My oldest daughter has graduated from college and is making her way from here to a new life in Manhattan. We stand side by side, our hands on the smooth pine guardrails along the edge of the lookout, and I think about how things change, about time, about distance and direction and miles clocked on odometers, about the evermore intangible idea of home. 

The sound of water rushing through the canyon, wearing through solid rock, reminds me how so much of what happens is bound and fated long before.

I turn back as we leave, knowing I may never see this place again. At that moment, the clouds seem to almost touch the high cliffs. Vast plumes hang thick and heavy, and I wonder what Judith would make of this sky. Maybe she would call it alabaster. Or milk glass. Or bone.


Weeks later, on the beaches of Cumberland Island just after a storm, I stand over the skeleton of a dolphin, its body decaying in the sand. The waves have left behind a fringe of sea foam along the shore. Blooms of algae cover tangles of kelp, driftwood, egg cases of the knobbed whelk.

I have taken her lessons with me, out to this remote place. Here, I can stop the rush of everything; I can listen and look more closely. With a stick, I lift open the dolphin’s long maxilla, count the cone-shaped teeth. I pry apart the spine, slip vertebrae into my pockets like souvenirs.

I keep walking, discover one still life after another. They are mine to study. The shell of a horseshoe crab. The beak of a Spoonbill. Bones of the Wood Stork.

At home, in a bucket of bleach, I soak all of the bones I’ve collected, admire how white I am able to get each one.

“White is the color of faith,” Judith has written somewhere. And I remember.
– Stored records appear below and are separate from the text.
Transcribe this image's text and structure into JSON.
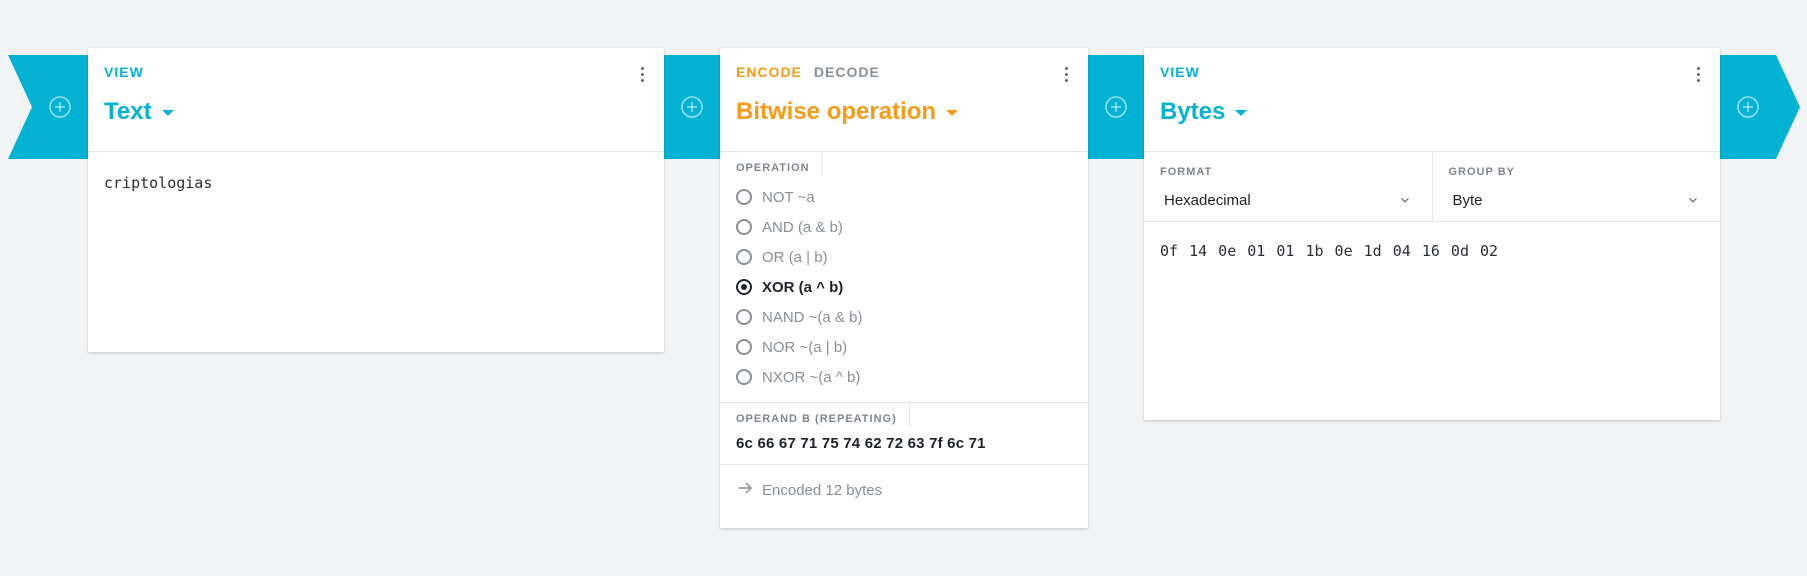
{
  "colors": {
    "accent_cyan": "#04b3d4",
    "accent_orange": "#f79b1a",
    "background": "#f2f3f5"
  },
  "connectors": [
    {
      "icon": "plus-circle-icon"
    },
    {
      "icon": "plus-circle-icon"
    },
    {
      "icon": "plus-circle-icon"
    },
    {
      "icon": "plus-circle-icon"
    }
  ],
  "text_card": {
    "tab_view": "VIEW",
    "title": "Text",
    "content": "criptologias"
  },
  "bitwise_card": {
    "tab_encode": "ENCODE",
    "tab_decode": "DECODE",
    "title": "Bitwise operation",
    "operation_label": "OPERATION",
    "operations": [
      {
        "label": "NOT ~a",
        "selected": false
      },
      {
        "label": "AND (a & b)",
        "selected": false
      },
      {
        "label": "OR (a | b)",
        "selected": false
      },
      {
        "label": "XOR (a ^ b)",
        "selected": true
      },
      {
        "label": "NAND ~(a & b)",
        "selected": false
      },
      {
        "label": "NOR ~(a | b)",
        "selected": false
      },
      {
        "label": "NXOR ~(a ^ b)",
        "selected": false
      }
    ],
    "operand_label": "OPERAND B (REPEATING)",
    "operand_value": "6c 66 67 71 75 74 62 72 63 7f 6c 71",
    "status": "Encoded 12 bytes"
  },
  "bytes_card": {
    "tab_view": "VIEW",
    "title": "Bytes",
    "format_label": "FORMAT",
    "format_value": "Hexadecimal",
    "group_label": "GROUP BY",
    "group_value": "Byte",
    "content": "0f 14 0e 01 01 1b 0e 1d 04 16 0d 02"
  }
}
And here, surrounded by these bones, this remembering becomes a meditation. Quietly, I fill a bowl with the shells I’ve gathered, moon snails and heart cockles, inside each one, the sheen of opal and pearl.


I begin to wake early each day, greet the silence. In our new home, surrounded by the natural world, I learn to distinguish one birdsong from another, to lure sparrows and finches with seed. I take note as Mourning Doves peck below the feeders, bustle and flap. In this way, I grieve. I stay perfectly still. 

Cardinals dash out from under the cover of a long-leafed Rhododendron, a flash of red across the lawn, their whistles, a series of syllables in code.


There are sounds a season makes, ways it insists on being heard.
 Today, it is one year since she died. I have returned to the woods along the Schuylkill River, to the ghost tree and the bench nearby. I think it is quiet, until I hear her in the rustle of leaves: listen. A gentle wind whispers questions in the sway of half-undressed trees: “Remember?” “See?” “Left alone, who would I like to be?”

The temperature is unseasonably warm, unlike this day last year when I wore a hat, gloves and a scarf, when I shivered as I sat here carefully recording the day in words I thought she might select.

Today, in the sun, even the light sweater I am wearing feels too warm.

I walk along Cattail Pond Trail, kick at piles of leaves to look underneath for the log where last year I had written her name and the date in permanent black marker. In this way, I had grieved. I had left behind a secret—a remembrance, a whisper, a repressed scream.